Irrespective of the number of years, separation is always traumatic. Even adult children react strongly to their parents splitting. It can add anxiety and uncertainty to their lives. Elena says, "Keeping my daughters oblivious of my husband's affairs was most difficult. I didn't want their relationship with the father to change."
While most men take marriage for granted, women acknowledge that making marriage work is hard work. After 20 years of marriage, Kate, 56, questioned what kept them together. She voiced her thoughts to her husband, who wasn't receptive in the beginning, but then agreed to accompany her to a marriage counsellor. "Now when there is a crisis or change, we talk about it and move through these changes together. I have taken further training in nursing and full employment after all these years. I have got a fresh marriage and best of both worlds."
Similarly, Elena feels being on her own has made her an emotionally strong person. "I derive my strength from the many women friends I have. Together, we have fun and enjoy creative pursuits. I am also friends with my ex-husband."
Elena had been trying to talk to her husband for five years about their unhappy relationship. Each time, he would tell her that the problem was only in her mind and that there was nothing wrong with their marriage. At 50, she decided to move out.

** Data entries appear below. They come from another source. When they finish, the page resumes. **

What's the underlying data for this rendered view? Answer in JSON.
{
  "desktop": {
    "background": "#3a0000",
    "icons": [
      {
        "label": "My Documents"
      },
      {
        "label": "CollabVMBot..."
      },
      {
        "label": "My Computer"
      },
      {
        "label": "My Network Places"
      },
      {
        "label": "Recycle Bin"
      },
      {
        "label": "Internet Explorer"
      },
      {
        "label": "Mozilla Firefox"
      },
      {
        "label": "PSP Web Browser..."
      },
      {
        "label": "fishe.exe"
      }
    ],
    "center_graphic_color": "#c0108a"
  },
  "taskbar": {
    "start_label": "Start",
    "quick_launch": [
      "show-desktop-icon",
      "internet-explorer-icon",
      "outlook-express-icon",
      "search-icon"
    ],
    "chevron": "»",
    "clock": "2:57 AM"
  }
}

According to Ruth Weston, a research officer at the Australian Institute of Family Studies (AIFS), "Our studies over the last 20 years have suggested that close to 60 per cent of all divorced respondents maintain that it was the wife who initiated the separation. Both male and female respondents most commonly indicate that the decision was mostly made by the female partner."
Interestingly, only seven per cent of women aged between 50 and 59 years divorced in 1985, but that figure jumped to 16 per cent in 2005. On the other hand, while 11 per cent of men aged between 50 and 59 years divorced in 1985, the number jumped to 20 per cent in 2005, according to AIFS.
More by : Neena Bhandari